Local shire councillors, representatives from the state government’s department of development and Mount Isa to Townsville Economic Zone (MITEZ) went on site on Tuesday to check the development of the project
Cloncurry Mayor Greg Campbell said the trial was hoped to be the start of a local biofuel industry and they were working with development group to examine the potential types of biofuel plants that a local industry could sustain.
“We’ve got a trial site in conjunction with MITEZ, state development and the council to work out some ideal crops to grow in anticipation of a biofuels industry in the North West,” Cr Campbell said.
“The way this project originated from, we had excess effluent water from the sewage treatment plant that we need to do something with, and it couldn’t be released down the creeks so we had to irrigate it somehow.”
Cr Campbell said they worked a project that potentially had a commercial outcome which could offset some of the operating costs of the treatment plant.
“Standard operation for food crops wasn’t an option because it was effluent water,” he said. “So that’s why we’ve turned to biofuel plants and the trial we are doing is using recycled water potentially on an old landfill.”
They have planted numerous different types of crops including guava beans, Sunn hemp, sorghum, leucaena and soy beans to see which ones are the best performing in the local environment.
“We’ve got to get to the point where there is enough scale for the industry but at least we’ll know what the ideal plants are for the climate,” Cr Campbell said.
Through the MITEZ funding, Cloncurry Shire Council have secured the services of a specialist agronomist to oversee the project with assistance from the Department of Agriculture and Fisheries with council staff looking after the watering and the monitoring.
Cr Campbell said the trial would last a couple of months to see growth rates and potential yield.

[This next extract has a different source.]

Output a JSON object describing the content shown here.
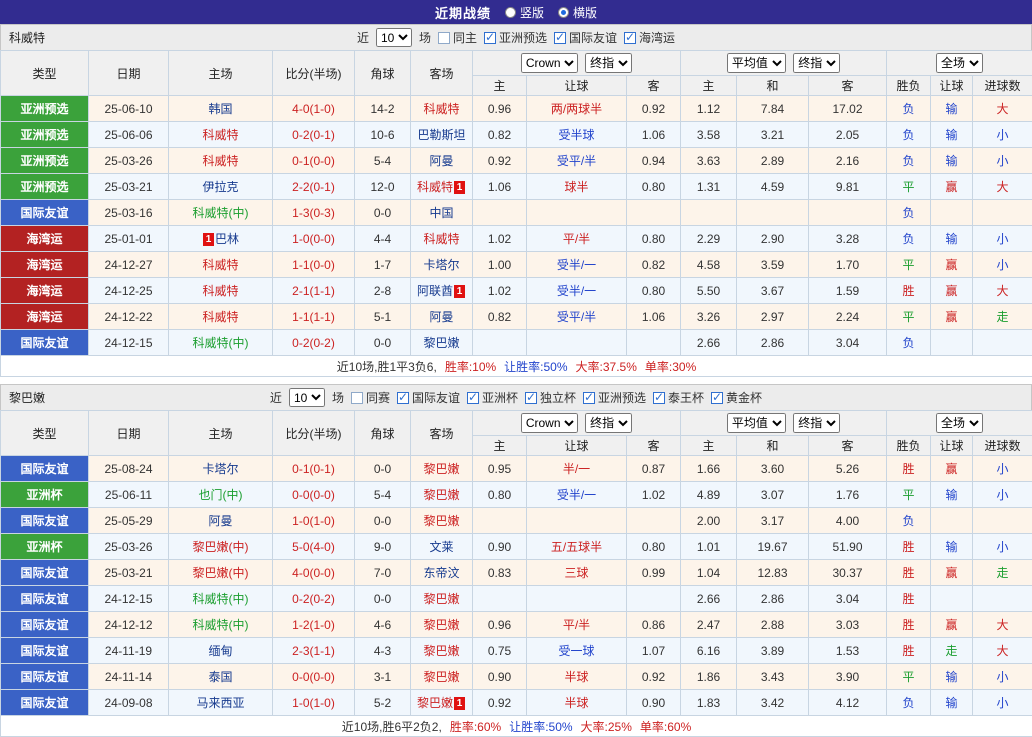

“We’ve got another plot of land we’d like to do a winter crop later next year to see the different seasonal impacts.”